Dataset records:
>>>
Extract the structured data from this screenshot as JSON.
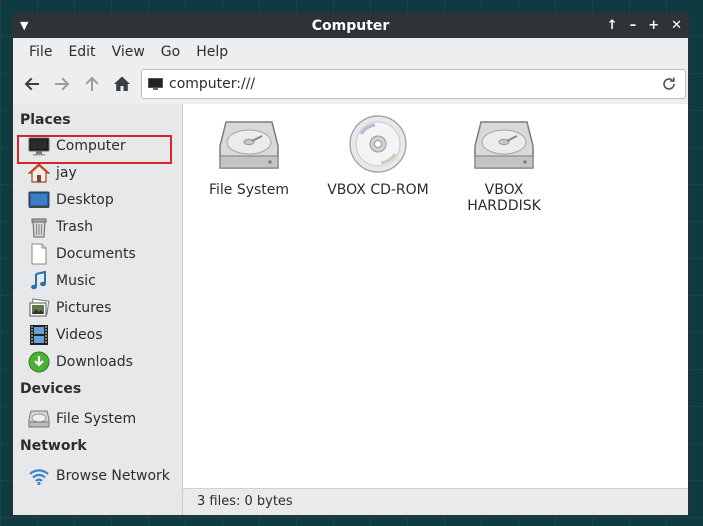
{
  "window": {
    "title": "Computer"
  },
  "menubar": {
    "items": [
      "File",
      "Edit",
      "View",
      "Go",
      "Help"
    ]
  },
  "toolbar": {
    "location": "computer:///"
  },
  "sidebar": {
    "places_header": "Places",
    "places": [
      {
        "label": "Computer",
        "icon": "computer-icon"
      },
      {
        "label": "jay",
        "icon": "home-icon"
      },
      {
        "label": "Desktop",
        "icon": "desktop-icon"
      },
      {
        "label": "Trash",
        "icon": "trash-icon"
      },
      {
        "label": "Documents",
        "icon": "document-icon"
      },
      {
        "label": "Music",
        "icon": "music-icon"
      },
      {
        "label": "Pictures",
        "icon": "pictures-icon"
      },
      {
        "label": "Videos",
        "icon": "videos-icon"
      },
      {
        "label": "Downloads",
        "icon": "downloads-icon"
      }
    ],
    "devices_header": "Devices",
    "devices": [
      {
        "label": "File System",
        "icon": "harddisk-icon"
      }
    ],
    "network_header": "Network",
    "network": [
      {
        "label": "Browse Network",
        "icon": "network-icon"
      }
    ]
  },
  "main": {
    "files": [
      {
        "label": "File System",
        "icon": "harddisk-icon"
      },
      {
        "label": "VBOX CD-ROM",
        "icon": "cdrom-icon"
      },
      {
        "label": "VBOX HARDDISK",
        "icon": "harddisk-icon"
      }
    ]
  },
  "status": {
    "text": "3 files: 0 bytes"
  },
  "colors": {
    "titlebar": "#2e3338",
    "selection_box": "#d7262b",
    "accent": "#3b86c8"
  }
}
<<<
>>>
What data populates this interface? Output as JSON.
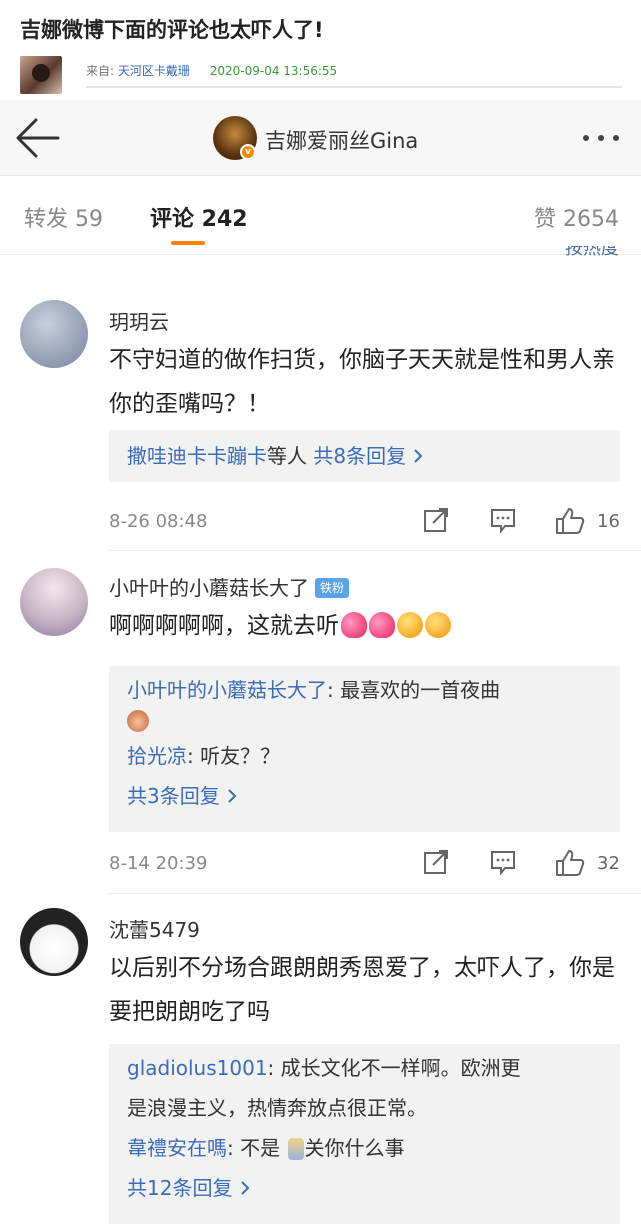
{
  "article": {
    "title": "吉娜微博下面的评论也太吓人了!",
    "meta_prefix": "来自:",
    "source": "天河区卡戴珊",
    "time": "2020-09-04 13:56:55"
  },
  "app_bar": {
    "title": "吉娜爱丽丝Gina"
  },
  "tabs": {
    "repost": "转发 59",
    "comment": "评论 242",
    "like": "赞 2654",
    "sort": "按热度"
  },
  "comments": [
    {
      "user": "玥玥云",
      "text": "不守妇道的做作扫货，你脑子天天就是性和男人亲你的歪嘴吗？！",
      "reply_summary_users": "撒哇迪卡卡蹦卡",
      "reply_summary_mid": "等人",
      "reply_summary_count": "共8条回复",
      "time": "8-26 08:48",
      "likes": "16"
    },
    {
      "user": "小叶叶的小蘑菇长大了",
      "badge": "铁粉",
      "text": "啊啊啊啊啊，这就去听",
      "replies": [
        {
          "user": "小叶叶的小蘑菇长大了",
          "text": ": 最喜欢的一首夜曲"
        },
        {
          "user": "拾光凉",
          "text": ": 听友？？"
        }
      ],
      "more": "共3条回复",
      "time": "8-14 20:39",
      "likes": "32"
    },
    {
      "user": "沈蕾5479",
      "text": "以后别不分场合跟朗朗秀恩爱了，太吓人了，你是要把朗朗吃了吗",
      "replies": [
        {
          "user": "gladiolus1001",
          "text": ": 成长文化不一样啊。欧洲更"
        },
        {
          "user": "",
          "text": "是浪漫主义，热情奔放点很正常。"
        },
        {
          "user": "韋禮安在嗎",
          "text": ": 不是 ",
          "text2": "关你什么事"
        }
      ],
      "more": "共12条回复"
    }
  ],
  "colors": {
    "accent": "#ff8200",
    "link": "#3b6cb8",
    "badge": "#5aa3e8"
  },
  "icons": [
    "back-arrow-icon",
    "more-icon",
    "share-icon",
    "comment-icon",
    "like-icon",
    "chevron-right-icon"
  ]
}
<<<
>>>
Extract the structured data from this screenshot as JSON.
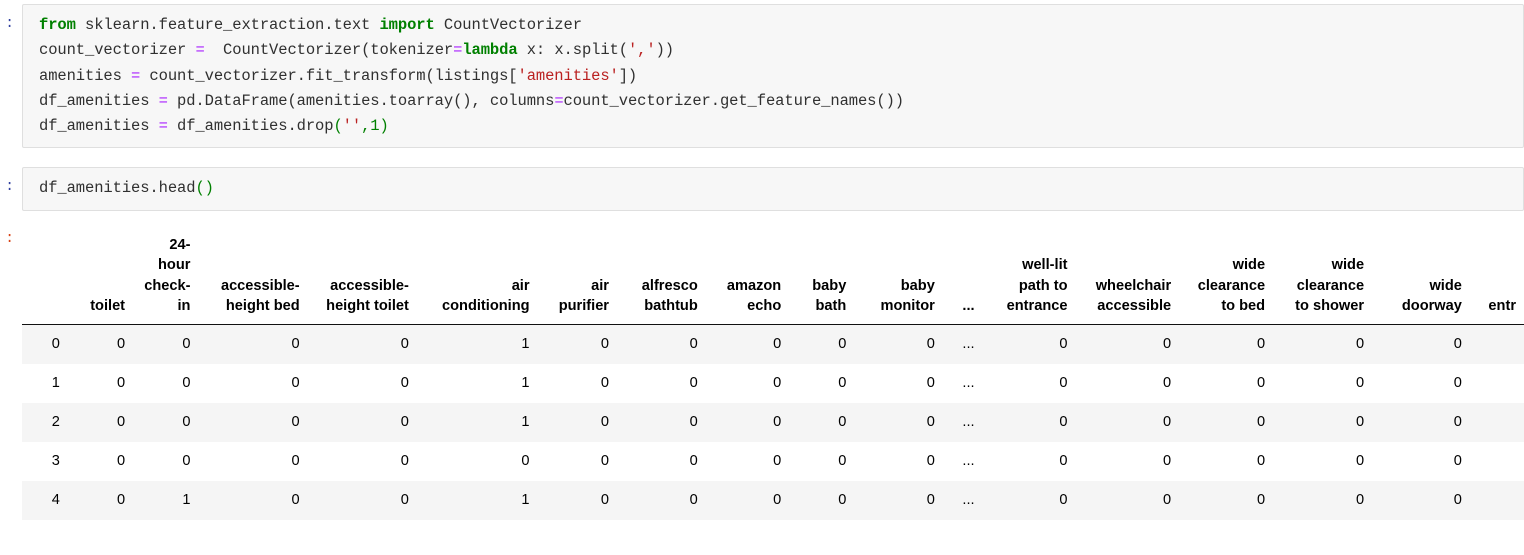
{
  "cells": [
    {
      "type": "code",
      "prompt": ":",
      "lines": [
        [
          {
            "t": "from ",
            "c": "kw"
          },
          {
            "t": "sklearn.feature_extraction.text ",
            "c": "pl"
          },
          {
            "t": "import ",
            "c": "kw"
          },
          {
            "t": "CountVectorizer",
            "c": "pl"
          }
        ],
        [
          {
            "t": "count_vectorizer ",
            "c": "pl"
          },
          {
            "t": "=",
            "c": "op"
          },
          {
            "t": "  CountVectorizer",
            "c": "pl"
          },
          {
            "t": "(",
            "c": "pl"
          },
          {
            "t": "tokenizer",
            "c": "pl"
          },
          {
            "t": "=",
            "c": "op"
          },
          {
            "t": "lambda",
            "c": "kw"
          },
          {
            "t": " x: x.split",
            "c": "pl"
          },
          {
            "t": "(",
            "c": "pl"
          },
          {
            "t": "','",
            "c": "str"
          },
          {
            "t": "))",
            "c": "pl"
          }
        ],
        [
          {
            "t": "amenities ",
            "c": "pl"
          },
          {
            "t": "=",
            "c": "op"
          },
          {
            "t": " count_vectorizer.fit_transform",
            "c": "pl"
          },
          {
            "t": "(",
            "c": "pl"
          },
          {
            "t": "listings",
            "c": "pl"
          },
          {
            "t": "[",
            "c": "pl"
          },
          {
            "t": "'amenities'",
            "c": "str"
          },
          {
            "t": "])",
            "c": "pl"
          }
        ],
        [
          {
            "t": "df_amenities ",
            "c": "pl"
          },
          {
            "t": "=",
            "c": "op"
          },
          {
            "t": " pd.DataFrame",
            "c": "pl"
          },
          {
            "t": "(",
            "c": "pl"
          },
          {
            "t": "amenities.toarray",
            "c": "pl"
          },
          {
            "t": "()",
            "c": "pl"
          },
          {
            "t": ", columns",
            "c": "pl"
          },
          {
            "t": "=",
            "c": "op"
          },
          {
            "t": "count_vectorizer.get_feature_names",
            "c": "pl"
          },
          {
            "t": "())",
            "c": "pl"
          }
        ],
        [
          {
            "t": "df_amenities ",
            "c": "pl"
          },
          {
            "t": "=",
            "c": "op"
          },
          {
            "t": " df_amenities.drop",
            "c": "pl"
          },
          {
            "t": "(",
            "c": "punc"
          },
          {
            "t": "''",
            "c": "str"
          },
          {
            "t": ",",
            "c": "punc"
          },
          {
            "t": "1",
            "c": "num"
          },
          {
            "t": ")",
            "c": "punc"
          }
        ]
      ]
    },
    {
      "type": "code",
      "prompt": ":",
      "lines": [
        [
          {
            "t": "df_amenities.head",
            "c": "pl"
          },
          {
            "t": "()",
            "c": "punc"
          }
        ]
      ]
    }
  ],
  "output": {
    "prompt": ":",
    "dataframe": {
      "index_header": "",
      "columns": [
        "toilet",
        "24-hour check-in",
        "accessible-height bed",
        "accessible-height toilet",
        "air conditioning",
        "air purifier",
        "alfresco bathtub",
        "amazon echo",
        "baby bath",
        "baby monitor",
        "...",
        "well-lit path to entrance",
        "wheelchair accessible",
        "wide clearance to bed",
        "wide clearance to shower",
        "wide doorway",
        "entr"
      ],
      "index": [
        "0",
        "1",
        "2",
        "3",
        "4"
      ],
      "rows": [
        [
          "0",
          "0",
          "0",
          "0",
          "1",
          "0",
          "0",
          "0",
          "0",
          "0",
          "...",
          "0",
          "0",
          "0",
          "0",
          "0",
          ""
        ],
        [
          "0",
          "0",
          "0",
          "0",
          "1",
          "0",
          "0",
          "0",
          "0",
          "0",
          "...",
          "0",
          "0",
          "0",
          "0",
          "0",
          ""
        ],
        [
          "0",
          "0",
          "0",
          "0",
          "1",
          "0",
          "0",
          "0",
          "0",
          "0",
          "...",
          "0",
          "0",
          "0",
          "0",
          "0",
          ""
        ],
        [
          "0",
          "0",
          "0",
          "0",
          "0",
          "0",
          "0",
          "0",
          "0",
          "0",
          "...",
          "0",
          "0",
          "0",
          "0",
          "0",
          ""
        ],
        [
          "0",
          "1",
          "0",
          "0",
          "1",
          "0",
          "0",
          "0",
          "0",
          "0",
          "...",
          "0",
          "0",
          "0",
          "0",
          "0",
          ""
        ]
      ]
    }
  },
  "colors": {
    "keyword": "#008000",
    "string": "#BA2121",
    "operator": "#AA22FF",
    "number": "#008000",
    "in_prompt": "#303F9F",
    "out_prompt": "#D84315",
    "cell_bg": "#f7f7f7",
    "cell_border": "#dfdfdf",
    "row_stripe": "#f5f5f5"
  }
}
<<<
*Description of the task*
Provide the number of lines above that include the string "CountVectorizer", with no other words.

*Output below*
2